This post first appeared in Indy Week.

Thursday, December 3, 2015

Parlour continues its dessert flights series next week with East Durham Pie

There are few certainties in life, but this is sure: A really great slice of pie can improve almost any situation. Combined with an amazing scoop of ice cream? Now that's real power. 

The Parlour, Durham's ice cream mecca, will celebrate such a marvel at 6 p.m. Monday in a collaboration with East Durham Pie CompanyTickets for timed seatings are required for the event, which includes a four-part flight of desserts for $12. 

Ali Rudel launched East Durham Pie Company only in October. She learned her craft a decade ago while working at Four & Twenty Blackbirds, whose owners, Emily and Melissa Elsen, included her recipe for Salt Pork Apple Pie in their The Four & Twenty Blackbirds Pie Book: Uncommon Recipes from the Celebrated Brooklyn Pie Shop.

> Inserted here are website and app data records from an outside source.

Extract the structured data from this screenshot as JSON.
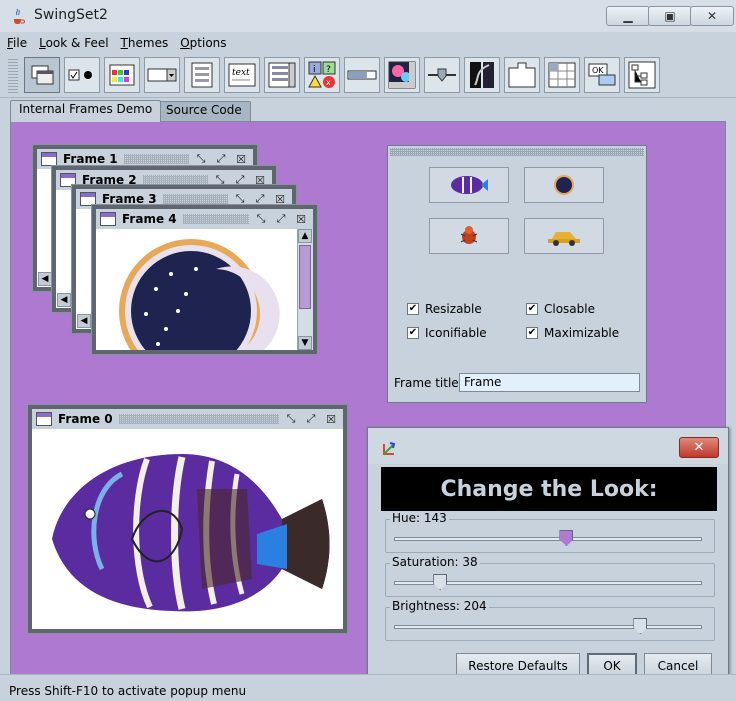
{
  "window": {
    "title": "SwingSet2"
  },
  "menus": [
    "File",
    "Look & Feel",
    "Themes",
    "Options"
  ],
  "toolbar": {
    "selected_index": 0,
    "count": 16
  },
  "tabs": {
    "active": "Internal Frames Demo",
    "other": "Source Code"
  },
  "frames": [
    {
      "title": "Frame 4"
    },
    {
      "title": "Frame 3"
    },
    {
      "title": "Frame 2"
    },
    {
      "title": "Frame 1"
    },
    {
      "title": "Frame 0"
    }
  ],
  "palette": {
    "checkboxes": [
      {
        "label": "Resizable",
        "checked": true
      },
      {
        "label": "Closable",
        "checked": true
      },
      {
        "label": "Iconifiable",
        "checked": true
      },
      {
        "label": "Maximizable",
        "checked": true
      }
    ],
    "frame_title_label": "Frame title:",
    "frame_title_value": "Frame"
  },
  "dialog": {
    "banner": "Change the Look:",
    "hue_label": "Hue: 143",
    "saturation_label": "Saturation: 38",
    "brightness_label": "Brightness: 204",
    "restore_label": "Restore Defaults",
    "ok_label": "OK",
    "cancel_label": "Cancel",
    "hue_fraction": 0.56,
    "saturation_fraction": 0.15,
    "brightness_fraction": 0.8
  },
  "status": "Press Shift-F10 to activate popup menu",
  "colors": {
    "desktop": "#ae7ad1",
    "accent": "#8a6bd1"
  }
}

That recipe is a nod to Rudel's New England childhood. One of the pies she's making for The Parlour event, Maple Sweet Potato, also blends that experience with her current life as  Southerner.

"I sometimes feel like no one will ever see me as Southern. I moved to Virginia when I was 10, but it doesn't seem to count," she says. "I feel like this pie in a combination of north and south."

She'll also be making Ginger Apple Pie (which uses North Carolina-grown Stayman apples and local ginger) Malted Pumpkin Pie and Honey Bourbon Pecan Pie. Parlour will incorporate these into standalone ice creams and milkshakes. 

While a storefront shop is part of East Durham Pie Company's long term plan, Rudel currently bakes in her certified home kitchen. If you miss Monday's event, you can buy her mini pies at Respite CafĂ© and Cocoa Cinnamon, too.

This post first appeared in Indy Week.